> _WORK TO BE COMPLETED_:
What is the number of lines in this listing that include the string "cari"? Answer with that number by itself.

**** SOURCE DATA

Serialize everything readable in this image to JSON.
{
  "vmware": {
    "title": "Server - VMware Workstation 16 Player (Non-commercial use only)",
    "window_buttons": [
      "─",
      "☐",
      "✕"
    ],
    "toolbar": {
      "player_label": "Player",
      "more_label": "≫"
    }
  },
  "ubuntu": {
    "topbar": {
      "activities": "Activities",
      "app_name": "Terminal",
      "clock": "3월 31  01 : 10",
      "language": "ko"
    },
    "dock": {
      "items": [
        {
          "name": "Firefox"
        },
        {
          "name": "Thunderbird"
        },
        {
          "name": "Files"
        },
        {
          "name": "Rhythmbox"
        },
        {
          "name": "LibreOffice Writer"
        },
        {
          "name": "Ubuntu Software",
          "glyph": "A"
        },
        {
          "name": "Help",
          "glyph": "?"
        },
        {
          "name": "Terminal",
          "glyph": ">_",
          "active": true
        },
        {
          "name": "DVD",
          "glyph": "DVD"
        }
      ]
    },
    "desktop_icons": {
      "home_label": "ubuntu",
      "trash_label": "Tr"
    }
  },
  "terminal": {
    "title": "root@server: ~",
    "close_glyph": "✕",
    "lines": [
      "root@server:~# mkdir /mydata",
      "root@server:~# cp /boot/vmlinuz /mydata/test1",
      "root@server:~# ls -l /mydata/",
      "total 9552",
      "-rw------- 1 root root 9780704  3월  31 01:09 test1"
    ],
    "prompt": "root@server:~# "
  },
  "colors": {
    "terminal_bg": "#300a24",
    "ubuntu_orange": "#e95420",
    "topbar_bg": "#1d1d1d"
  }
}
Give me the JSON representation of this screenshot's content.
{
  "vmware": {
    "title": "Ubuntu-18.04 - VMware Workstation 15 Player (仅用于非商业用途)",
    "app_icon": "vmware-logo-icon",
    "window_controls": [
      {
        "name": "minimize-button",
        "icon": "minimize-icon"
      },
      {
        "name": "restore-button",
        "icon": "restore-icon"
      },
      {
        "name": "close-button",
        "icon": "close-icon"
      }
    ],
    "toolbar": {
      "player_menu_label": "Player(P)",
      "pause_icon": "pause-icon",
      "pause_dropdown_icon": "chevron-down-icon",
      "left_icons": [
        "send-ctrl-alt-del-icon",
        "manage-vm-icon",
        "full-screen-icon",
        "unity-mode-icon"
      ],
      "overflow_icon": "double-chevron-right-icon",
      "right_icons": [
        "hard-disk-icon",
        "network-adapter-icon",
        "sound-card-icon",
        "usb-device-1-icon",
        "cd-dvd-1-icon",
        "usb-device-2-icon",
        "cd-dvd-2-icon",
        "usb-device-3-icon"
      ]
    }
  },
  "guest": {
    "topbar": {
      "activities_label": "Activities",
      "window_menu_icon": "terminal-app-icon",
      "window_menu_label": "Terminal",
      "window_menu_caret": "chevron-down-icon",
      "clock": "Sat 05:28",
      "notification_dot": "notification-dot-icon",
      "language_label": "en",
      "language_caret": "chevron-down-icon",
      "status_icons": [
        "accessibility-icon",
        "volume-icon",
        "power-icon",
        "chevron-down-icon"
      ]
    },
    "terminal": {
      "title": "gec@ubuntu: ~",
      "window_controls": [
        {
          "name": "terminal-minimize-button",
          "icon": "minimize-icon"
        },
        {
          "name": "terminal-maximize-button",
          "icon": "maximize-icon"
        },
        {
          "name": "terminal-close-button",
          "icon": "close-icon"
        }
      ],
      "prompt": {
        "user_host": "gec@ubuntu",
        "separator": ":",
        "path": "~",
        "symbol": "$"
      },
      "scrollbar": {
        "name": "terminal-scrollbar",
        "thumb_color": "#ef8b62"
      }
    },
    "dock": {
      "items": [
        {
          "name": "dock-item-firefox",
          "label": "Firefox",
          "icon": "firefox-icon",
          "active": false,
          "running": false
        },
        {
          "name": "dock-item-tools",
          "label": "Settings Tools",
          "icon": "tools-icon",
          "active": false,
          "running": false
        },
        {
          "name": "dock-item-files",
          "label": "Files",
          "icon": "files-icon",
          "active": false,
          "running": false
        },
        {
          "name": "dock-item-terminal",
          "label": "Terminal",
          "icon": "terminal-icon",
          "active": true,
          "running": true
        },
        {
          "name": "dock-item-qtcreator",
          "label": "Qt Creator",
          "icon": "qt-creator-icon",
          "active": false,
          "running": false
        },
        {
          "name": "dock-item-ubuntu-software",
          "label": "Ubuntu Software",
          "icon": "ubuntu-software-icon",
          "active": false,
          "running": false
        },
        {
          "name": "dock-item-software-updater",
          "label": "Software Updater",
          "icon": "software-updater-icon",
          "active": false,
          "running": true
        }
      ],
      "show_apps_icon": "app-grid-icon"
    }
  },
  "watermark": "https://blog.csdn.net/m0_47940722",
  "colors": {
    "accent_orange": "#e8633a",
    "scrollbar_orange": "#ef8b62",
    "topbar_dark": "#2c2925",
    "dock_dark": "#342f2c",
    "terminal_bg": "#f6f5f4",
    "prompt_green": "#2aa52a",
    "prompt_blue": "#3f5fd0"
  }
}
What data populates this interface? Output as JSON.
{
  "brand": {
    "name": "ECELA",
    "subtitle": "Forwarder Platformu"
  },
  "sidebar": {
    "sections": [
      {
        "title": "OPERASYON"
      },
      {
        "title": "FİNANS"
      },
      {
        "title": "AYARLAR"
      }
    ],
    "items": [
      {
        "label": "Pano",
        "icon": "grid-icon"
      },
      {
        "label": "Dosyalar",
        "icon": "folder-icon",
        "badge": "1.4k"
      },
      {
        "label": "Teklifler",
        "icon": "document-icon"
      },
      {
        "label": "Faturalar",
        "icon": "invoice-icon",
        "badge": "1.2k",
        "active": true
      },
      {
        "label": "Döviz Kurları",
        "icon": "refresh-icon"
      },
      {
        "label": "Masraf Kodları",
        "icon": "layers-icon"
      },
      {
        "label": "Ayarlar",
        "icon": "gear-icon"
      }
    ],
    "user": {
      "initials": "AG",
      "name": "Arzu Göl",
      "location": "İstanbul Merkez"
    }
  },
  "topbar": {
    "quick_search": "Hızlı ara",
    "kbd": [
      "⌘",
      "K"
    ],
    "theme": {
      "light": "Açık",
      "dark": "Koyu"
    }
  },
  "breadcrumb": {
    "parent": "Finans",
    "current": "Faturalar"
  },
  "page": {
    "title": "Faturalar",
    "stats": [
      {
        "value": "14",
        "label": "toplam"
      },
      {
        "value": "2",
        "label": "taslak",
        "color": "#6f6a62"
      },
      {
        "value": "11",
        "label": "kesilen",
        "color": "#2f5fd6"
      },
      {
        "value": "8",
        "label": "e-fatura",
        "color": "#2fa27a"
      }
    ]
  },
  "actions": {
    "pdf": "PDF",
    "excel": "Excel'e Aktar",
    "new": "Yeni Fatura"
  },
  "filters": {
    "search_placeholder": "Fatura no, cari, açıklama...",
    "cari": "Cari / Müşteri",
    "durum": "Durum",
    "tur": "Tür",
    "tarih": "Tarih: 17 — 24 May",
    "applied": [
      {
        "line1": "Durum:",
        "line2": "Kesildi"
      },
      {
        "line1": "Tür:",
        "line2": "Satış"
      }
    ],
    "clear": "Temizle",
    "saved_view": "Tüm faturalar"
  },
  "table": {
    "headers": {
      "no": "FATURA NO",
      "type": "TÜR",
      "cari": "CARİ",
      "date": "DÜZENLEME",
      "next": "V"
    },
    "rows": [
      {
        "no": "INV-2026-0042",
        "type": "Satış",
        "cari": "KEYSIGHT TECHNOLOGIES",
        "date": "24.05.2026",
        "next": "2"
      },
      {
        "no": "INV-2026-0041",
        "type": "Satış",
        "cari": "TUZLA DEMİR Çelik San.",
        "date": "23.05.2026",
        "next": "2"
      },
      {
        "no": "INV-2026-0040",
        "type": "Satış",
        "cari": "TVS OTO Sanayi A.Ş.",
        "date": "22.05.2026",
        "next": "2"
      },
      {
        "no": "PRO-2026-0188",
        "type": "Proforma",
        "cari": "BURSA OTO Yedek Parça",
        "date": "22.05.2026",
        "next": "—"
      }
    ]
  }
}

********

> _OUTPUT_:
7